┌──
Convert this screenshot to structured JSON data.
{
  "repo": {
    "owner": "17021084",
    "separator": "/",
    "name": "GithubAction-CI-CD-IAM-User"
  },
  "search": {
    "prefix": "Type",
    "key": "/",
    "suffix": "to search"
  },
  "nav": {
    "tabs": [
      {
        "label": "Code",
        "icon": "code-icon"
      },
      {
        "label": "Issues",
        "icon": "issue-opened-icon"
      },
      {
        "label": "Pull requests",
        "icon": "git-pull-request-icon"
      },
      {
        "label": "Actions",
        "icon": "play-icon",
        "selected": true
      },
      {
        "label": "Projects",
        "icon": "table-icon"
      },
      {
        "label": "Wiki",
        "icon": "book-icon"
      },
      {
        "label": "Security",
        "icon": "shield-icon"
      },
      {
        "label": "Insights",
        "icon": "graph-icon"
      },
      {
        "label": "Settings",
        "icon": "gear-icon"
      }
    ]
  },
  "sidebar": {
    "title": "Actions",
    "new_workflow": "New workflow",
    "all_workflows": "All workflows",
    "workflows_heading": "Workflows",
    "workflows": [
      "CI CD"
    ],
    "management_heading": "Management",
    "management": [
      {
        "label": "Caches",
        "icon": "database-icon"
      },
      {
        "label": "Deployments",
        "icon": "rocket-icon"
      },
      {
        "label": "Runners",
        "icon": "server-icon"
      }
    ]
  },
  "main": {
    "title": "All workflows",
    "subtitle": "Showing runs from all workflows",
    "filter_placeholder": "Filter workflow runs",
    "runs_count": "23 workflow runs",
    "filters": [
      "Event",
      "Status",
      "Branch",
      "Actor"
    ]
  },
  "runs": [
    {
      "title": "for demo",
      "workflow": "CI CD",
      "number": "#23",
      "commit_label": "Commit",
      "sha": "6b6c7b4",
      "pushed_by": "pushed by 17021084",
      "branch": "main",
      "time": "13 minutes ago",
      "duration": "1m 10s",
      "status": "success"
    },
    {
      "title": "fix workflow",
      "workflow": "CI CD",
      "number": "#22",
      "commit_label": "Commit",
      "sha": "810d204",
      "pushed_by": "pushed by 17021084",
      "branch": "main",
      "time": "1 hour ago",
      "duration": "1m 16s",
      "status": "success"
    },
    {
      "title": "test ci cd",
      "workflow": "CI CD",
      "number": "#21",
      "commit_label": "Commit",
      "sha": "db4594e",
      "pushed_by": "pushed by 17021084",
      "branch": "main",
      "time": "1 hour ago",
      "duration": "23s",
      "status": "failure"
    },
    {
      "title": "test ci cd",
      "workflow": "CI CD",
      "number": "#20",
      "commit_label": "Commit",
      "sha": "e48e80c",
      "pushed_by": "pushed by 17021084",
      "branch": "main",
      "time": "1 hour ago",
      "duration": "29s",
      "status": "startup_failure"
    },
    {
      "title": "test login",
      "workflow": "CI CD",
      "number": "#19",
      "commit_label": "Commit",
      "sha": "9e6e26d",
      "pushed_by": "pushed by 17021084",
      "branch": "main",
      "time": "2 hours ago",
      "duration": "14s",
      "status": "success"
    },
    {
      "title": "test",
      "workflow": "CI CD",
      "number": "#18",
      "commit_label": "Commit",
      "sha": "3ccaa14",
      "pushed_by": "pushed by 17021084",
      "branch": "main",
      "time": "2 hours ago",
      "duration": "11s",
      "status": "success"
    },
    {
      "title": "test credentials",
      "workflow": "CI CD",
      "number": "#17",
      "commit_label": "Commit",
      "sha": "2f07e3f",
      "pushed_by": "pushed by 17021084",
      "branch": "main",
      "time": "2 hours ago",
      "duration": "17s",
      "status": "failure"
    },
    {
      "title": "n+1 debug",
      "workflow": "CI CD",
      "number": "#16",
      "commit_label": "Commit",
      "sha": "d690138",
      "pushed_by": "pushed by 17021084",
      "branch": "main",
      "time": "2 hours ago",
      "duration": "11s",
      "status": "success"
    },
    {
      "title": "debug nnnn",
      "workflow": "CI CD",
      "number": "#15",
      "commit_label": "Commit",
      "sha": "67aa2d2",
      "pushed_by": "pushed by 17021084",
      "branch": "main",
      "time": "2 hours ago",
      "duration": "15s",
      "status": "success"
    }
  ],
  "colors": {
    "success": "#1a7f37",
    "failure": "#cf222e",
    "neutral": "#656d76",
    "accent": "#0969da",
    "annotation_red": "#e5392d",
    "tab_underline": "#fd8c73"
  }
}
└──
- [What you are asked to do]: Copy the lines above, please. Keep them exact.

- [Task output]:
Convert this screenshot to structured JSON data.
{
  "repo": {
    "owner": "17021084",
    "separator": "/",
    "name": "GithubAction-CI-CD-IAM-User"
  },
  "search": {
    "prefix": "Type",
    "key": "/",
    "suffix": "to search"
  },
  "nav": {
    "tabs": [
      {
        "label": "Code",
        "icon": "code-icon"
      },
      {
        "label": "Issues",
        "icon": "issue-opened-icon"
      },
      {
        "label": "Pull requests",
        "icon": "git-pull-request-icon"
      },
      {
        "label": "Actions",
        "icon": "play-icon",
        "selected": true
      },
      {
        "label": "Projects",
        "icon": "table-icon"
      },
      {
        "label": "Wiki",
        "icon": "book-icon"
      },
      {
        "label": "Security",
        "icon": "shield-icon"
      },
      {
        "label": "Insights",
        "icon": "graph-icon"
      },
      {
        "label": "Settings",
        "icon": "gear-icon"
      }
    ]
  },
  "sidebar": {
    "title": "Actions",
    "new_workflow": "New workflow",
    "all_workflows": "All workflows",
    "workflows_heading": "Workflows",
    "workflows": [
      "CI CD"
    ],
    "management_heading": "Management",
    "management": [
      {
        "label": "Caches",
        "icon": "database-icon"
      },
      {
        "label": "Deployments",
        "icon": "rocket-icon"
      },
      {
        "label": "Runners",
        "icon": "server-icon"
      }
    ]
  },
  "main": {
    "title": "All workflows",
    "subtitle": "Showing runs from all workflows",
    "filter_placeholder": "Filter workflow runs",
    "runs_count": "23 workflow runs",
    "filters": [
      "Event",
      "Status",
      "Branch",
      "Actor"
    ]
  },
  "runs": [
    {
      "title": "for demo",
      "workflow": "CI CD",
      "number": "#23",
      "commit_label": "Commit",
      "sha": "6b6c7b4",
      "pushed_by": "pushed by 17021084",
      "branch": "main",
      "time": "13 minutes ago",
      "duration": "1m 10s",
      "status": "success"
    },
    {
      "title": "fix workflow",
      "workflow": "CI CD",
      "number": "#22",
      "commit_label": "Commit",
      "sha": "810d204",
      "pushed_by": "pushed by 17021084",
      "branch": "main",
      "time": "1 hour ago",
      "duration": "1m 16s",
      "status": "success"
    },
    {
      "title": "test ci cd",
      "workflow": "CI CD",
      "number": "#21",
      "commit_label": "Commit",
      "sha": "db4594e",
      "pushed_by": "pushed by 17021084",
      "branch": "main",
      "time": "1 hour ago",
      "duration": "23s",
      "status": "failure"
    },
    {
      "title": "test ci cd",
      "workflow": "CI CD",
      "number": "#20",
      "commit_label": "Commit",
      "sha": "e48e80c",
      "pushed_by": "pushed by 17021084",
      "branch": "main",
      "time": "1 hour ago",
      "duration": "29s",
      "status": "startup_failure"
    },
    {
      "title": "test login",
      "workflow": "CI CD",
      "number": "#19",
      "commit_label": "Commit",
      "sha": "9e6e26d",
      "pushed_by": "pushed by 17021084",
      "branch": "main",
      "time": "2 hours ago",
      "duration": "14s",
      "status": "success"
    },
    {
      "title": "test",
      "workflow": "CI CD",
      "number": "#18",
      "commit_label": "Commit",
      "sha": "3ccaa14",
      "pushed_by": "pushed by 17021084",
      "branch": "main",
      "time": "2 hours ago",
      "duration": "11s",
      "status": "success"
    },
    {
      "title": "test credentials",
      "workflow": "CI CD",
      "number": "#17",
      "commit_label": "Commit",
      "sha": "2f07e3f",
      "pushed_by": "pushed by 17021084",
      "branch": "main",
      "time": "2 hours ago",
      "duration": "17s",
      "status": "failure"
    },
    {
      "title": "n+1 debug",
      "workflow": "CI CD",
      "number": "#16",
      "commit_label": "Commit",
      "sha": "d690138",
      "pushed_by": "pushed by 17021084",
      "branch": "main",
      "time": "2 hours ago",
      "duration": "11s",
      "status": "success"
    },
    {
      "title": "debug nnnn",
      "workflow": "CI CD",
      "number": "#15",
      "commit_label": "Commit",
      "sha": "67aa2d2",
      "pushed_by": "pushed by 17021084",
      "branch": "main",
      "time": "2 hours ago",
      "duration": "15s",
      "status": "success"
    }
  ],
  "colors": {
    "success": "#1a7f37",
    "failure": "#cf222e",
    "neutral": "#656d76",
    "accent": "#0969da",
    "annotation_red": "#e5392d",
    "tab_underline": "#fd8c73"
  }
}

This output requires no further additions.